- Debt: Rather than purchasing shares, startups on Wefunder can also request debt financing. These can be traditional installment loans or revenue-sharing agreements.
- Convertible notes: These are either unsecured loans or Simple Agreements for Future Equity (SAFE) that convert to stock shares at some point in the future, usually when the startup begins its next round of funding.
- Stock with or without dividends: These are the typical stock arrangements you find when you invest in the traditional markets. In addition to any profits from price appreciation, some pay out dividends while you hold shares.
The amount an individual investor can contribute depends on accreditation status and the regulation a company uses to raise its funds. Wefunder is open to non-accredited investors, but there are often additional limitations.
Last but not least, Vaulted is a marketplace that lets you invest in gold. However, you purchase physical gold rather than shares of gold stocks. Vaulted offers 99.99% pure gold kilo bars that are certified conflict-free.
Vaulted secures your bars in the Royal Canadian Mint for you, which the Canadian government owns. It’s insured and guaranteed against theft, damage, and other losses.
In the vault, your bars stay separate from everyone else’s gold, and neither Vaulted nor the Royal Canadian Mint can lease them out while you own them. You can also have your gold delivered to a different location, such as your home if you request it.
Vaulted is straightforward and easy to use. Anyone can make an account, regardless of accreditation status. All you need to do is connect a checking account to your profile, and you can start making purchases or set up recurring investment plans.
Buying and selling are both subject to a 1.8% transaction fee. There’s also a 0.4% annual maintenance fee based on the value of your cumulative gold purchases.
Alternative investments like gold, consumer debt, and cryptocurrency can be a great way to diversify your portfolio beyond stocks and bonds. However, they’re not suitable for everyone. Consider consulting a financial advisor before investing in them.
Nick Gallo is a Certified Public Accountant and content marketer for the financial industry.
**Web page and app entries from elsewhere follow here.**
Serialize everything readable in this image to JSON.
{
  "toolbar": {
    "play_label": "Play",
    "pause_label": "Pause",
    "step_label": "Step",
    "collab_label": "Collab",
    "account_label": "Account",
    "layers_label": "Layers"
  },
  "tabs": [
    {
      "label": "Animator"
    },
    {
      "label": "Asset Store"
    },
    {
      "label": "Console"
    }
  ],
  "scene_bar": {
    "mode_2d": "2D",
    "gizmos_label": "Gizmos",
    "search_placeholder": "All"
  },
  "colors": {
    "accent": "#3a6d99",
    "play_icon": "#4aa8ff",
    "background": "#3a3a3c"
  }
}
He has been an auditor of international companies and a tax strategist for real estate investors. He now writes articles on personal and corporate finance, accounting and tax matters, and entrepreneurship.